Work to be completed: Every line of the data should be written out exactly, with the pictures left out.

___ Exercise material

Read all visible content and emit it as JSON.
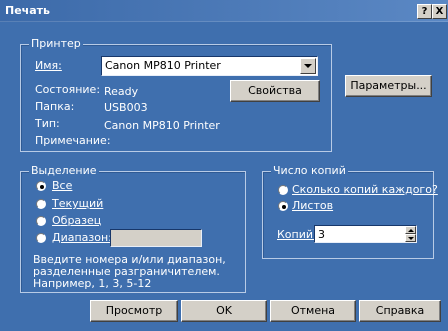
{
  "window": {
    "title": "Печать",
    "help_glyph": "?",
    "close_glyph": "X"
  },
  "printer": {
    "group_label": "Принтер",
    "name_label": "Имя:",
    "name_value": "Canon MP810 Printer",
    "status_label": "Состояние:",
    "status_value": "Ready",
    "folder_label": "Папка:",
    "folder_value": "USB003",
    "type_label": "Тип:",
    "type_value": "Canon MP810 Printer",
    "comment_label": "Примечание:",
    "properties_button": "Свойства",
    "parameters_button": "Параметры..."
  },
  "selection": {
    "group_label": "Выделение",
    "options": [
      "Все",
      "Текущий",
      "Образец",
      "Диапазон:"
    ],
    "selected": "Все",
    "range_value": "",
    "hint": [
      "Введите номера и/или диапазон,",
      "разделенные разграничителем.",
      "Например, 1, 3, 5-12"
    ]
  },
  "copies": {
    "group_label": "Число копий",
    "options": [
      "Сколько копий каждого?",
      "Листов"
    ],
    "selected": "Листов",
    "copies_label": "Копий:",
    "copies_value": "3"
  },
  "footer": {
    "preview": "Просмотр",
    "ok": "OK",
    "cancel": "Отмена",
    "help": "Справка"
  }
}
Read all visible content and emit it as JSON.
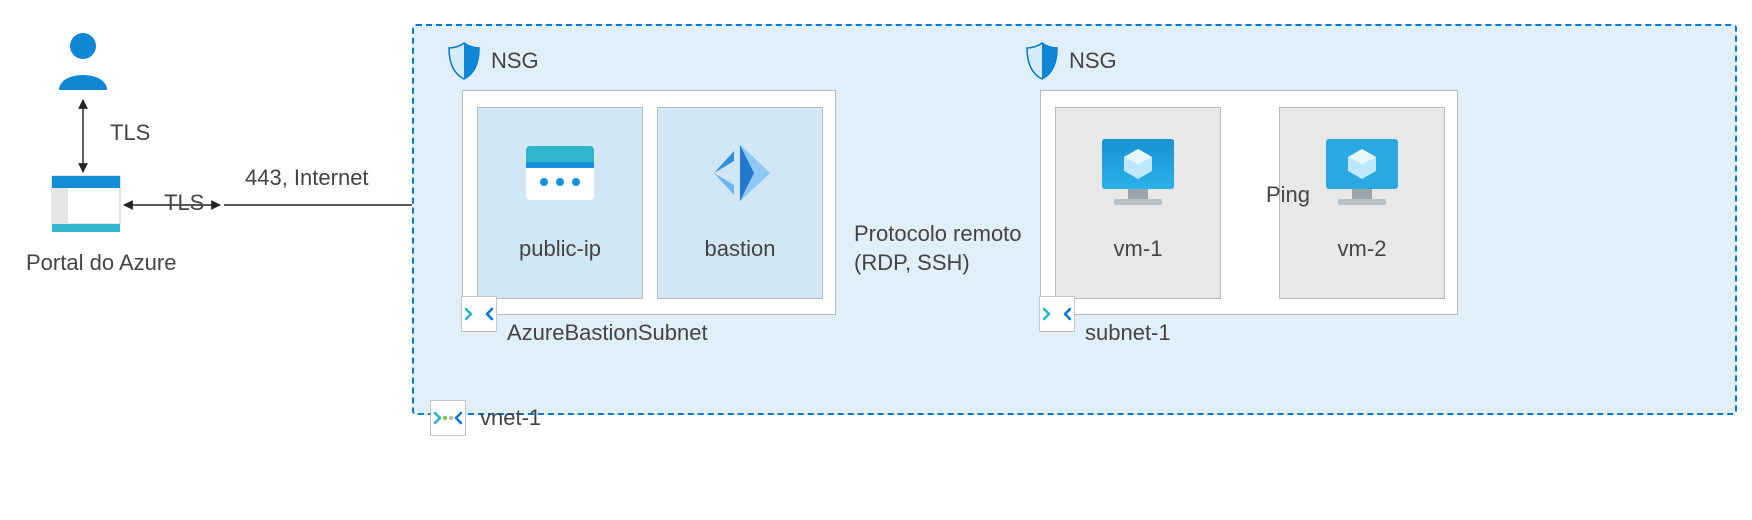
{
  "labels": {
    "portal": "Portal do Azure",
    "tls1": "TLS",
    "tls2": "TLS",
    "portInternet": "443, Internet",
    "nsg1": "NSG",
    "nsg2": "NSG",
    "publicIp": "public-ip",
    "bastion": "bastion",
    "bastionSubnet": "AzureBastionSubnet",
    "remoteProto": "Protocolo remoto\n(RDP, SSH)",
    "vm1": "vm-1",
    "vm2": "vm-2",
    "ping": "Ping",
    "subnet1": "subnet-1",
    "vnet": "vnet-1"
  },
  "colors": {
    "azureBlue": "#0078d4",
    "lightBlue": "#d1e7f6",
    "vnetFill": "#e1effa",
    "darkBlue": "#1490df",
    "teal": "#40c4d4",
    "gray": "#e8e8e8"
  }
}
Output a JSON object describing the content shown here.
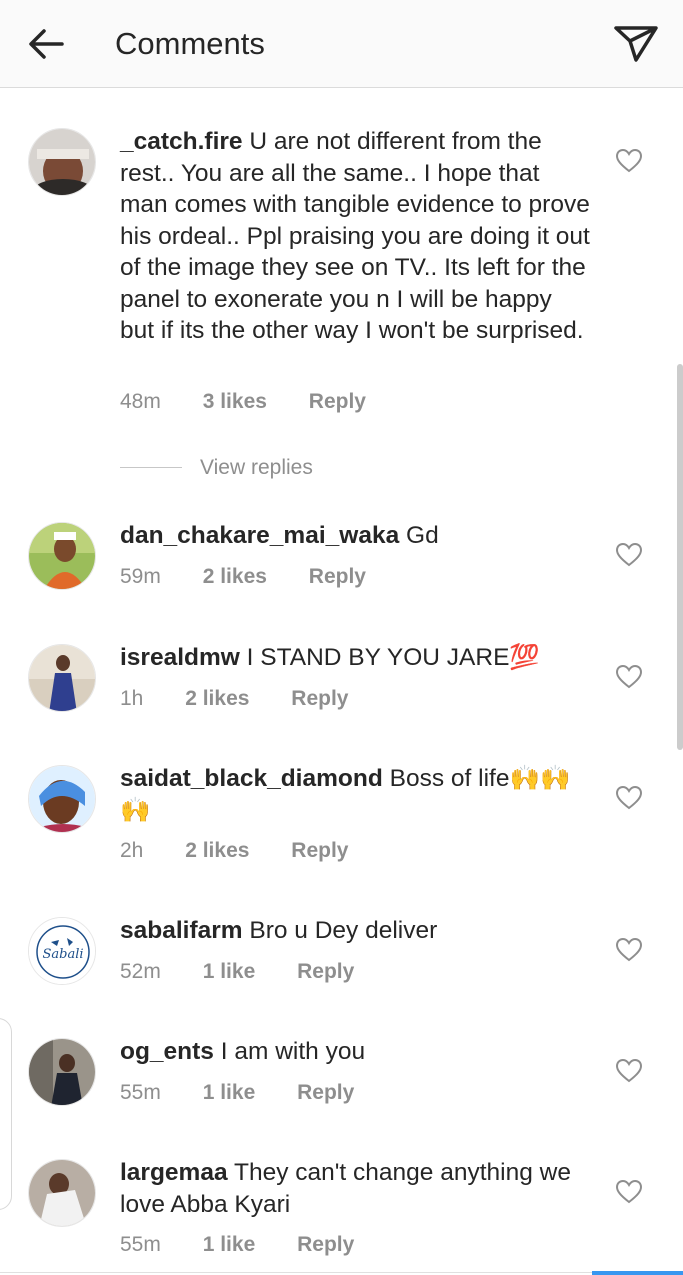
{
  "header": {
    "title": "Comments",
    "back_icon": "arrow-left-icon",
    "share_icon": "paper-plane-icon"
  },
  "comments": [
    {
      "username": "_catch.fire",
      "text": "U are not different from the rest.. You are all the same.. I hope that man comes with tangible evidence to prove his ordeal.. Ppl praising you are doing it out of the image they see on TV.. Its left for the panel to exonerate you n I will be happy but if its the other way I won't be surprised.",
      "time": "48m",
      "likes": "3 likes",
      "reply": "Reply"
    },
    {
      "username": "dan_chakare_mai_waka",
      "text": "Gd",
      "time": "59m",
      "likes": "2 likes",
      "reply": "Reply"
    },
    {
      "username": "isrealdmw",
      "text": "I STAND BY YOU JARE💯",
      "time": "1h",
      "likes": "2 likes",
      "reply": "Reply"
    },
    {
      "username": "saidat_black_diamond",
      "text": "Boss of life🙌🙌🙌",
      "time": "2h",
      "likes": "2 likes",
      "reply": "Reply"
    },
    {
      "username": "sabalifarm",
      "text": "Bro u Dey deliver",
      "time": "52m",
      "likes": "1 like",
      "reply": "Reply"
    },
    {
      "username": "og_ents",
      "text": "I am with you",
      "time": "55m",
      "likes": "1 like",
      "reply": "Reply"
    },
    {
      "username": "largemaa",
      "text": "They can't change anything we love Abba Kyari",
      "time": "55m",
      "likes": "1 like",
      "reply": "Reply"
    }
  ],
  "view_replies": "View replies",
  "avatar_logo_text": "Sabali",
  "colors": {
    "meta": "#8e8e8e",
    "text": "#262626",
    "accent": "#3897f0"
  }
}
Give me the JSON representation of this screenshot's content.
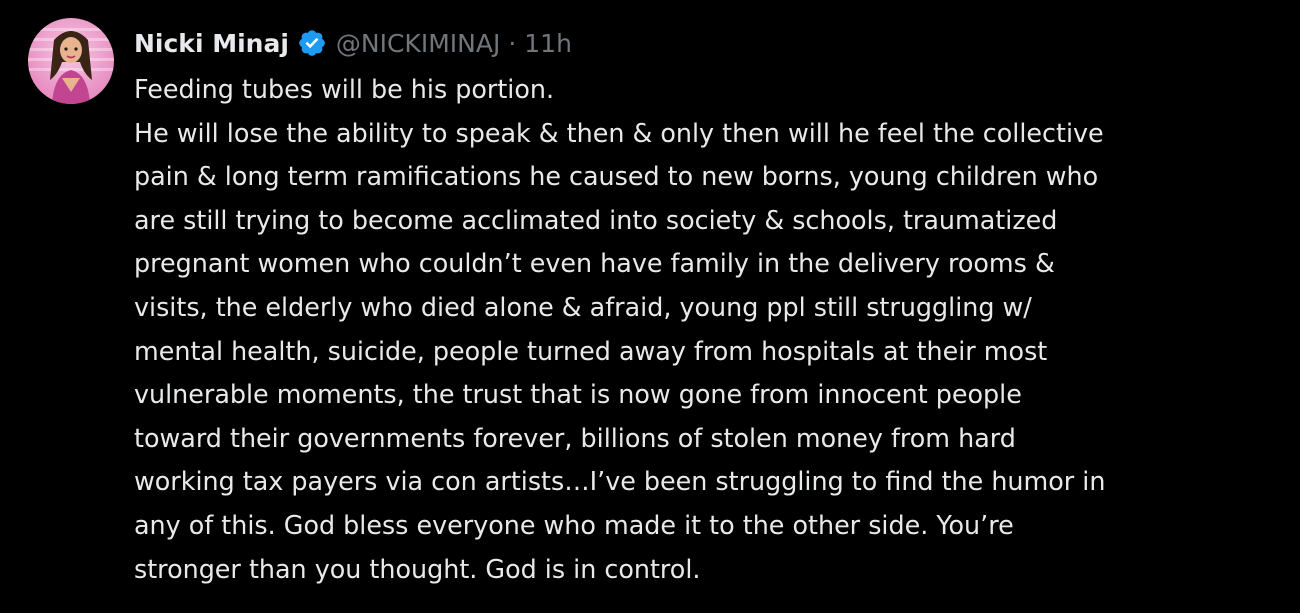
{
  "tweet": {
    "author": {
      "display_name": "Nicki Minaj",
      "handle": "@NICKIMINAJ",
      "verified_icon": "verified-badge-icon",
      "avatar_icon": "profile-avatar"
    },
    "separator": "·",
    "timestamp": "11h",
    "lines": [
      "Feeding tubes will be his portion.",
      "He will lose the ability to speak & then & only then will he feel the collective",
      "pain & long term ramifications he caused to new borns, young children who",
      "are still trying to become acclimated into society & schools, traumatized",
      "pregnant women who couldn’t even have family in the delivery rooms &",
      "visits, the elderly who died alone & afraid, young ppl still struggling w/",
      "mental health, suicide, people turned away from hospitals at their most",
      "vulnerable moments, the trust that is now gone from innocent people",
      "toward their governments forever, billions of stolen money from hard",
      "working tax payers via con artists…I’ve been struggling to find the humor in",
      "any of this. God bless everyone who made it to the other side. You’re",
      "stronger than you thought. God is in control."
    ]
  },
  "colors": {
    "background": "#000000",
    "primary_text": "#e7e9ea",
    "secondary_text": "#71767b",
    "verified_blue": "#1d9bf0"
  }
}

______

Written solution:
Read all visible content and emit it as JSON.
{
  "window": {
    "title": "Печать",
    "help_glyph": "?",
    "close_glyph": "X"
  },
  "printer": {
    "group_label": "Принтер",
    "name_label": "Имя:",
    "name_value": "Canon MP810 Printer",
    "status_label": "Состояние:",
    "status_value": "Ready",
    "folder_label": "Папка:",
    "folder_value": "USB003",
    "type_label": "Тип:",
    "type_value": "Canon MP810 Printer",
    "comment_label": "Примечание:",
    "properties_button": "Свойства",
    "parameters_button": "Параметры..."
  },
  "selection": {
    "group_label": "Выделение",
    "options": [
      "Все",
      "Текущий",
      "Образец",
      "Диапазон:"
    ],
    "selected": "Все",
    "range_value": "",
    "hint": [
      "Введите номера и/или диапазон,",
      "разделенные разграничителем.",
      "Например, 1, 3, 5-12"
    ]
  },
  "copies": {
    "group_label": "Число копий",
    "options": [
      "Сколько копий каждого?",
      "Листов"
    ],
    "selected": "Листов",
    "copies_label": "Копий:",
    "copies_value": "3"
  },
  "footer": {
    "preview": "Просмотр",
    "ok": "OK",
    "cancel": "Отмена",
    "help": "Справка"
  }
}
Read all visible content and emit it as JSON.
{
  "labels": {
    "portal": "Portal do Azure",
    "tls1": "TLS",
    "tls2": "TLS",
    "portInternet": "443, Internet",
    "nsg1": "NSG",
    "nsg2": "NSG",
    "publicIp": "public-ip",
    "bastion": "bastion",
    "bastionSubnet": "AzureBastionSubnet",
    "remoteProto": "Protocolo remoto\n(RDP, SSH)",
    "vm1": "vm-1",
    "vm2": "vm-2",
    "ping": "Ping",
    "subnet1": "subnet-1",
    "vnet": "vnet-1"
  },
  "colors": {
    "azureBlue": "#0078d4",
    "lightBlue": "#d1e7f6",
    "vnetFill": "#e1effa",
    "darkBlue": "#1490df",
    "teal": "#40c4d4",
    "gray": "#e8e8e8"
  }
}
Output a JSON object describing the content shown here.
{
  "header": {
    "title": "Comments",
    "back_icon": "arrow-left-icon",
    "share_icon": "paper-plane-icon"
  },
  "comments": [
    {
      "username": "_catch.fire",
      "text": "U are not different from the rest.. You are all the same.. I hope that man comes with tangible evidence to prove his ordeal.. Ppl praising you are doing it out of the image they see on TV.. Its left for the panel to exonerate you n I will be happy but if its the other way I won't be surprised.",
      "time": "48m",
      "likes": "3 likes",
      "reply": "Reply"
    },
    {
      "username": "dan_chakare_mai_waka",
      "text": "Gd",
      "time": "59m",
      "likes": "2 likes",
      "reply": "Reply"
    },
    {
      "username": "isrealdmw",
      "text": "I STAND BY YOU JARE💯",
      "time": "1h",
      "likes": "2 likes",
      "reply": "Reply"
    },
    {
      "username": "saidat_black_diamond",
      "text": "Boss of life🙌🙌🙌",
      "time": "2h",
      "likes": "2 likes",
      "reply": "Reply"
    },
    {
      "username": "sabalifarm",
      "text": "Bro u Dey deliver",
      "time": "52m",
      "likes": "1 like",
      "reply": "Reply"
    },
    {
      "username": "og_ents",
      "text": "I am with you",
      "time": "55m",
      "likes": "1 like",
      "reply": "Reply"
    },
    {
      "username": "largemaa",
      "text": "They can't change anything we love Abba Kyari",
      "time": "55m",
      "likes": "1 like",
      "reply": "Reply"
    }
  ],
  "view_replies": "View replies",
  "avatar_logo_text": "Sabali",
  "colors": {
    "meta": "#8e8e8e",
    "text": "#262626",
    "accent": "#3897f0"
  }
}
Give me the JSON representation of this screenshot's content.
{
  "tweet": {
    "author": {
      "display_name": "Nicki Minaj",
      "handle": "@NICKIMINAJ",
      "verified_icon": "verified-badge-icon",
      "avatar_icon": "profile-avatar"
    },
    "separator": "·",
    "timestamp": "11h",
    "lines": [
      "Feeding tubes will be his portion.",
      "He will lose the ability to speak & then & only then will he feel the collective",
      "pain & long term ramifications he caused to new borns, young children who",
      "are still trying to become acclimated into society & schools, traumatized",
      "pregnant women who couldn’t even have family in the delivery rooms &",
      "visits, the elderly who died alone & afraid, young ppl still struggling w/",
      "mental health, suicide, people turned away from hospitals at their most",
      "vulnerable moments, the trust that is now gone from innocent people",
      "toward their governments forever, billions of stolen money from hard",
      "working tax payers via con artists…I’ve been struggling to find the humor in",
      "any of this. God bless everyone who made it to the other side. You’re",
      "stronger than you thought. God is in control."
    ]
  },
  "colors": {
    "background": "#000000",
    "primary_text": "#e7e9ea",
    "secondary_text": "#71767b",
    "verified_blue": "#1d9bf0"
  }
}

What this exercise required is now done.